Robert J. McCann, the former Merrill Lynch executive who joined Zurich-based UBS last month as the head of wealth management in the Americas, announced the creation of a new team last week to focus on retaining clients and stemming global net outflows that totaled $25.8 billion in the third quarter.
Full-service brokerage firms are focusing on wealth management because it provides steady income, greater client retention and the potential for higher returns through cross- selling of products, said Monish Kumar, a partner in the New York office of the Boston Consulting Group.
“Despite their efforts to show otherwise, one size fits 20,000 is still endemic at the wirehouses,” said Barnaby Grist, head of strategic development at San Francisco-based Schwab Advisor Services, the Charles Schwab Corp. unit that supports about 6,000 registered investment advisers.
Schwab has gained $29 billion in net new assets in the independent adviser business over the last three quarters and net inflows increased 44 percent in the third quarter from the previous quarter, Grist said.
Investors are coming to Boston-based Pillar Financial Advisors, a fee-only advisory firm, because they want more direct contact and comprehensive planning services, according to Bill Baldwin, Pillar’s president. Baldwin said almost 90 percent of his new clients in the last two years have come from full- service brokerage firms and he helps them by reviewing tax returns before investing and calculating sustainable withdrawals from portfolios.

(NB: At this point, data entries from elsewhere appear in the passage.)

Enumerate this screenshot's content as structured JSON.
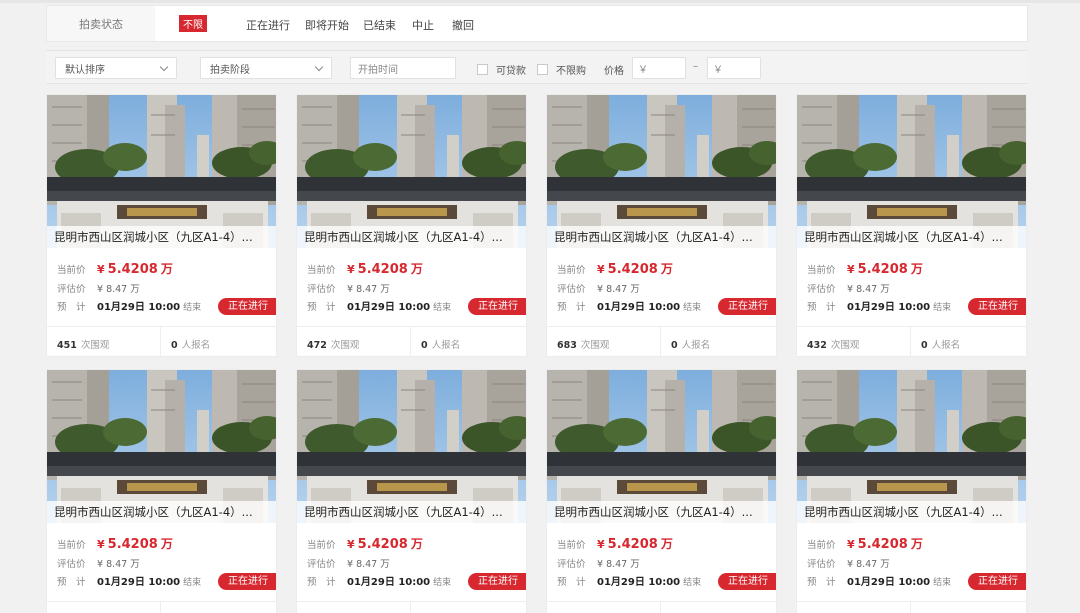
{
  "status_filter": {
    "label": "拍卖状态",
    "options": [
      "不限",
      "正在进行",
      "即将开始",
      "已结束",
      "中止",
      "撤回"
    ]
  },
  "filter_bar": {
    "sort_select": "默认排序",
    "stage_select": "拍卖阶段",
    "start_time_placeholder": "开拍时间",
    "loan_checkbox": "可贷款",
    "no_limit_checkbox": "不限购",
    "price_label": "价格",
    "price_min_placeholder": "￥",
    "price_dash": "–",
    "price_max_placeholder": "￥"
  },
  "colors": {
    "accent": "#d7282f"
  },
  "listing_labels": {
    "current_price": "当前价",
    "estimated_price": "评估价",
    "expected": "预　计",
    "end_suffix": "结束",
    "views_suffix": "次围观",
    "signups_suffix": "人报名"
  },
  "listings": [
    {
      "title": "昆明市西山区润城小区（九区A1-4）...",
      "price_symbol": "¥",
      "price": "5.4208",
      "price_unit": "万",
      "estimate": "¥ 8.47 万",
      "end_time": "01月29日 10:00",
      "status": "正在进行",
      "views": "451",
      "signups": "0"
    },
    {
      "title": "昆明市西山区润城小区（九区A1-4）...",
      "price_symbol": "¥",
      "price": "5.4208",
      "price_unit": "万",
      "estimate": "¥ 8.47 万",
      "end_time": "01月29日 10:00",
      "status": "正在进行",
      "views": "472",
      "signups": "0"
    },
    {
      "title": "昆明市西山区润城小区（九区A1-4）...",
      "price_symbol": "¥",
      "price": "5.4208",
      "price_unit": "万",
      "estimate": "¥ 8.47 万",
      "end_time": "01月29日 10:00",
      "status": "正在进行",
      "views": "683",
      "signups": "0"
    },
    {
      "title": "昆明市西山区润城小区（九区A1-4）...",
      "price_symbol": "¥",
      "price": "5.4208",
      "price_unit": "万",
      "estimate": "¥ 8.47 万",
      "end_time": "01月29日 10:00",
      "status": "正在进行",
      "views": "432",
      "signups": "0"
    },
    {
      "title": "昆明市西山区润城小区（九区A1-4）...",
      "price_symbol": "¥",
      "price": "5.4208",
      "price_unit": "万",
      "estimate": "¥ 8.47 万",
      "end_time": "01月29日 10:00",
      "status": "正在进行",
      "views": "",
      "signups": ""
    },
    {
      "title": "昆明市西山区润城小区（九区A1-4）...",
      "price_symbol": "¥",
      "price": "5.4208",
      "price_unit": "万",
      "estimate": "¥ 8.47 万",
      "end_time": "01月29日 10:00",
      "status": "正在进行",
      "views": "",
      "signups": ""
    },
    {
      "title": "昆明市西山区润城小区（九区A1-4）...",
      "price_symbol": "¥",
      "price": "5.4208",
      "price_unit": "万",
      "estimate": "¥ 8.47 万",
      "end_time": "01月29日 10:00",
      "status": "正在进行",
      "views": "",
      "signups": ""
    },
    {
      "title": "昆明市西山区润城小区（九区A1-4）...",
      "price_symbol": "¥",
      "price": "5.4208",
      "price_unit": "万",
      "estimate": "¥ 8.47 万",
      "end_time": "01月29日 10:00",
      "status": "正在进行",
      "views": "",
      "signups": ""
    }
  ]
}
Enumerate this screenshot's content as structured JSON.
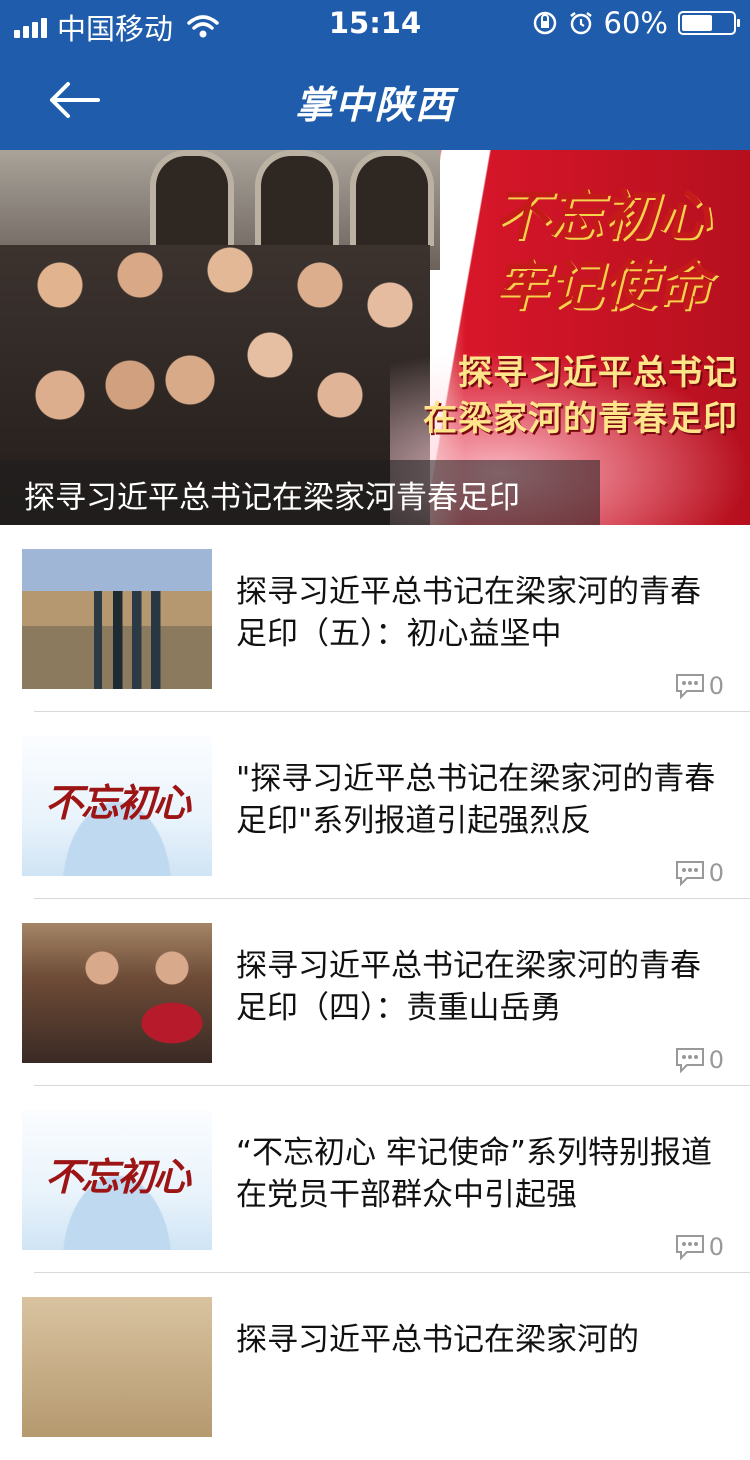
{
  "status_bar": {
    "carrier": "中国移动",
    "time": "15:14",
    "battery": "60%",
    "battery_level": 0.6
  },
  "nav": {
    "title": "掌中陕西",
    "back_icon": "arrow-left-icon"
  },
  "banner": {
    "calligraphy_line1": "不忘初心",
    "calligraphy_line2": "牢记使命",
    "headline_line1": "探寻习近平总书记",
    "headline_line2": "在梁家河的青春足印",
    "caption": "探寻习近平总书记在梁家河青春足印"
  },
  "articles": [
    {
      "title": "探寻习近平总书记在梁家河的青春足印（五）：初心益坚中",
      "comments": "0",
      "thumb": "photo"
    },
    {
      "title": "\"探寻习近平总书记在梁家河的青春足印\"系列报道引起强烈反",
      "comments": "0",
      "thumb": "calligraphy",
      "thumb_text": "不忘初心"
    },
    {
      "title": "探寻习近平总书记在梁家河的青春足印（四）：责重山岳勇",
      "comments": "0",
      "thumb": "photo"
    },
    {
      "title": "“不忘初心 牢记使命”系列特别报道在党员干部群众中引起强",
      "comments": "0",
      "thumb": "calligraphy",
      "thumb_text": "不忘初心"
    },
    {
      "title": "探寻习近平总书记在梁家河的",
      "comments": "",
      "thumb": "photo"
    }
  ],
  "colors": {
    "nav_blue": "#1f5cac",
    "banner_red": "#c8141f"
  }
}
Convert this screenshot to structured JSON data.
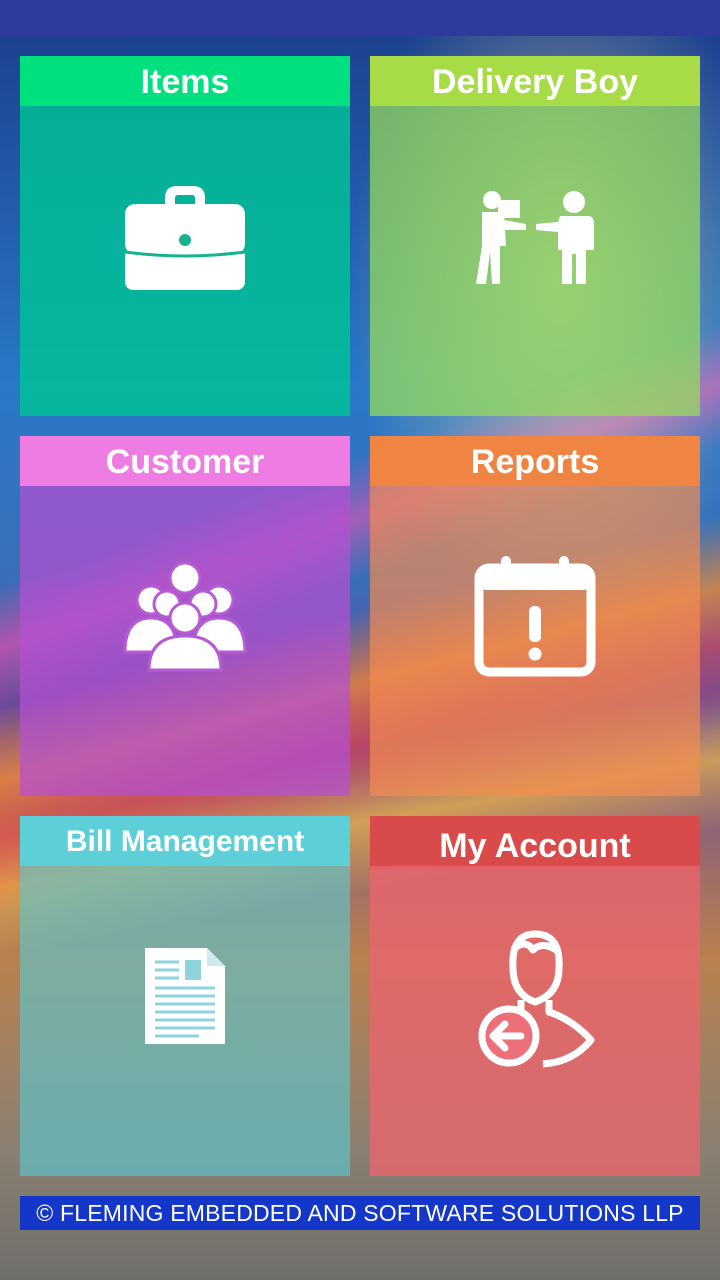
{
  "tiles": {
    "items": {
      "label": "Items",
      "icon": "briefcase-icon"
    },
    "delivery_boy": {
      "label": "Delivery Boy",
      "icon": "delivery-boy-icon"
    },
    "customer": {
      "label": "Customer",
      "icon": "group-icon"
    },
    "reports": {
      "label": "Reports",
      "icon": "calendar-alert-icon"
    },
    "bill_management": {
      "label": "Bill Management",
      "icon": "document-icon"
    },
    "my_account": {
      "label": "My Account",
      "icon": "user-logout-icon"
    }
  },
  "footer": {
    "text": "© FLEMING EMBEDDED AND SOFTWARE SOLUTIONS LLP"
  },
  "colors": {
    "status_bar": "#2e3b9c",
    "items": "#00e07f",
    "delivery_boy": "#a8dc47",
    "customer": "#ef7ce3",
    "reports": "#f08443",
    "bill_management": "#5ccfd8",
    "my_account": "#d94a4a",
    "footer": "#1436c9"
  }
}
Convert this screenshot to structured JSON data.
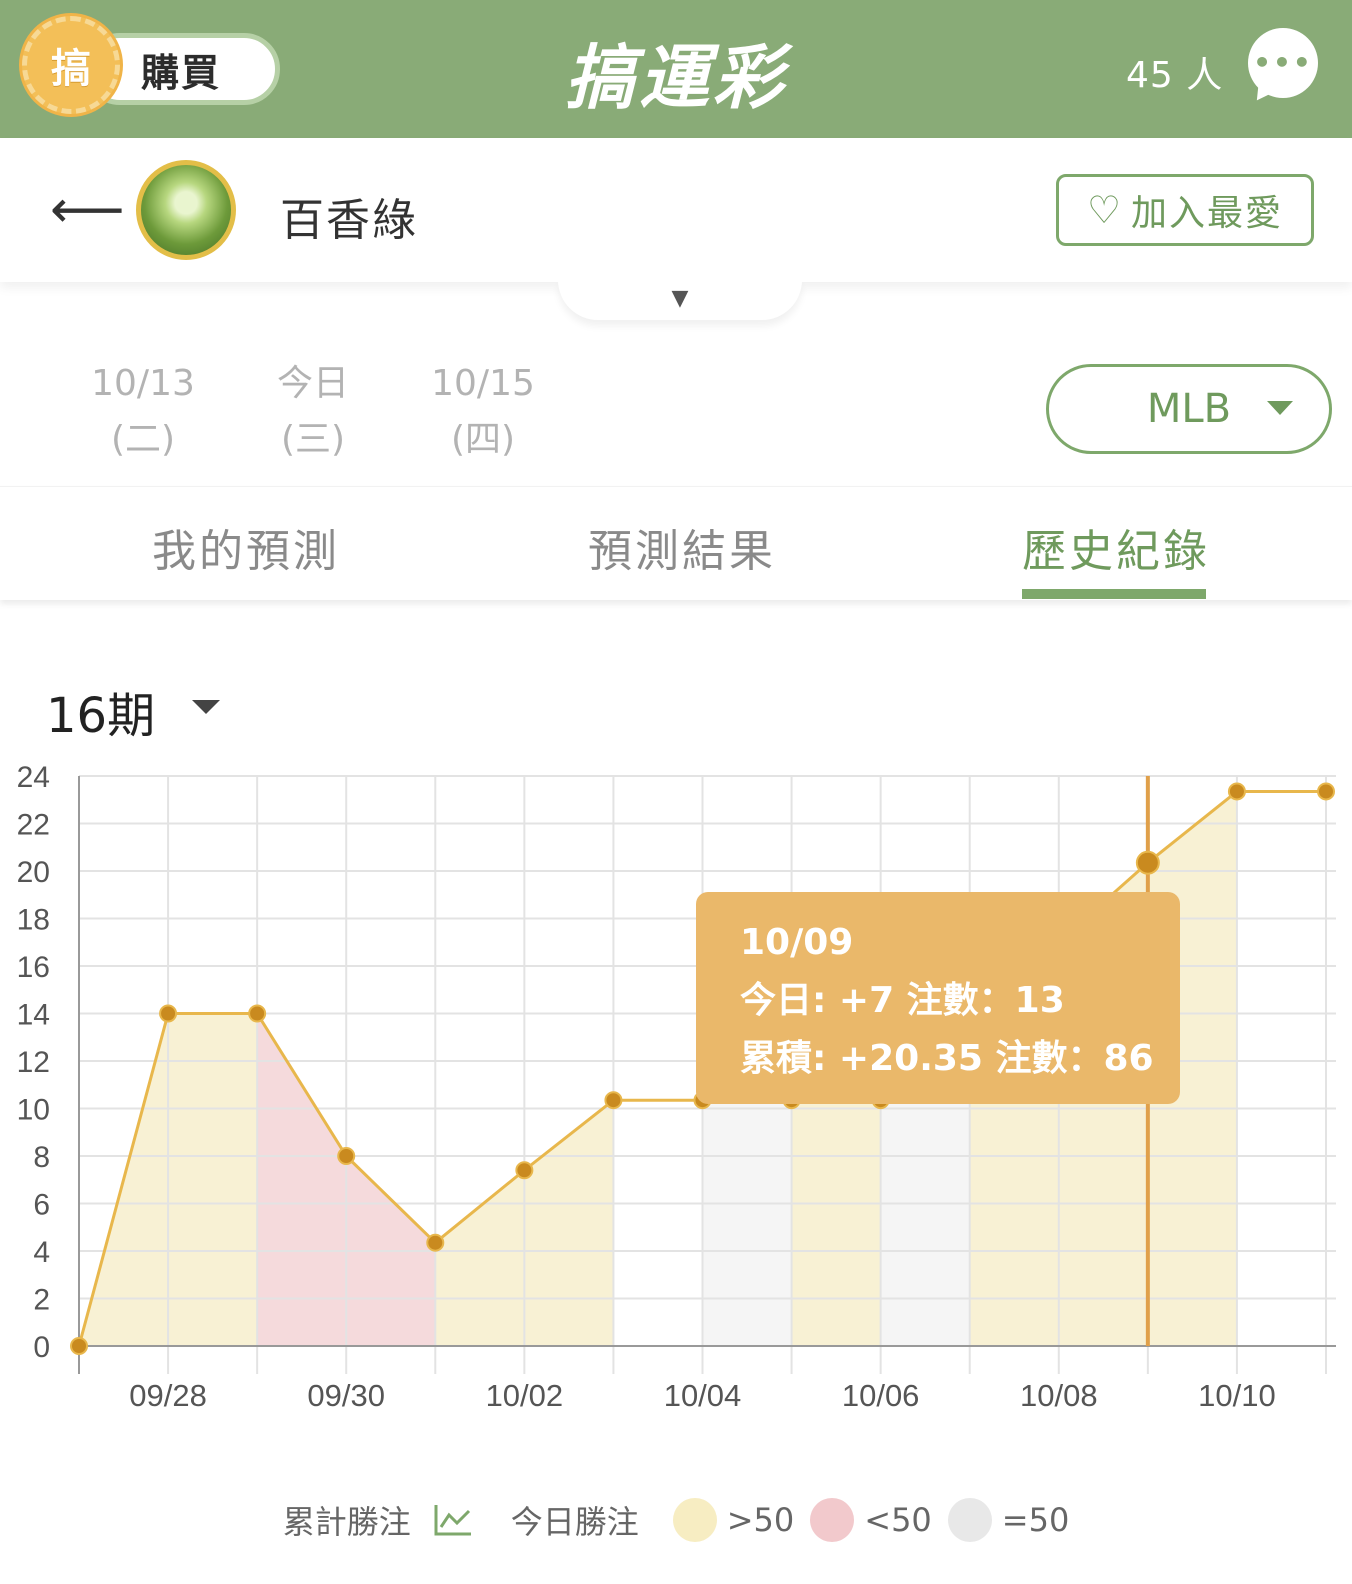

Rose, the public relations executive, said he picked his new adviser because he offered a more customized approach for managing retirement savings by putting him in individual stocks.
“Focusing on me became more important than size,” Rose said.
John Krambeer, founder and president of Camden Capital Management in El Segundo, California, which added $300 million in assets during the past 12 months, said his firm offers managed accounts and mutual funds similar to full-service brokerage firms. The difference is his advisers aren’t paid any differently if they sell in-house packaged products designed to replicate a sector, Krambeer said.
Constellation Wealth, an independent advisory firm that manages almost $4 billion in assets for clients who have a minimum of $10 million in investable assets, offers a variety of investing opportunities for its clients, said Paul Tramontano, co-chief executive officer of the New York-based firm.
“We have the whole world open to us, so we’re free to go out and choose the best investments,” Tramontano said.
Full-service brokerage firms hold more than half of the $8 trillion in client assets, according to Grist of Schwab. That’s because investors still want the financial strength and compliance standards provided by a name brand, such as Merrill, said Lyle LaMothe, who oversees about 15,000 financial advisers at Merrill Lynch’s U.S. wealth management unit.
“Our advisers are not encouraged in any way, shape or form to favor something in-house,” LaMothe said.
Merrill clients aren’t leaving for independent advisers because of anxiety following Bernard Madoff’s multibillion- dollar Ponzi scheme, Krawcheck said at the Oct. 5 press conference.
Morgan Stanley Smith Barney’s $1.5 trillion in client assets demonstrates they are serving their clients well, said James Wiggins, a spokesman for Morgan Stanley, in an e-mailed response. Access to intellectual capital and proprietary research are some of the benefits enjoyed by investors who stay at Morgan Stanley Smith Barney, Wiggins said.
“The wrapper and presentation may have changed to prevent the runoff of clients,” said Jeffrey Shulman, chief executive officer of Shulman, Jones & Co., an accounting firm in New York, which has referred clients to Constellation Wealth. “It’s too early to tell whether they’re really motivated by client relationships rather than production.”
To contact the reporter on this story: Alexis Leondis in New York [email protected]
Last Updated: November 17, 2009 00:01 EST
Wealthy Investors Lured Away as Brokerages Battle to Keep Them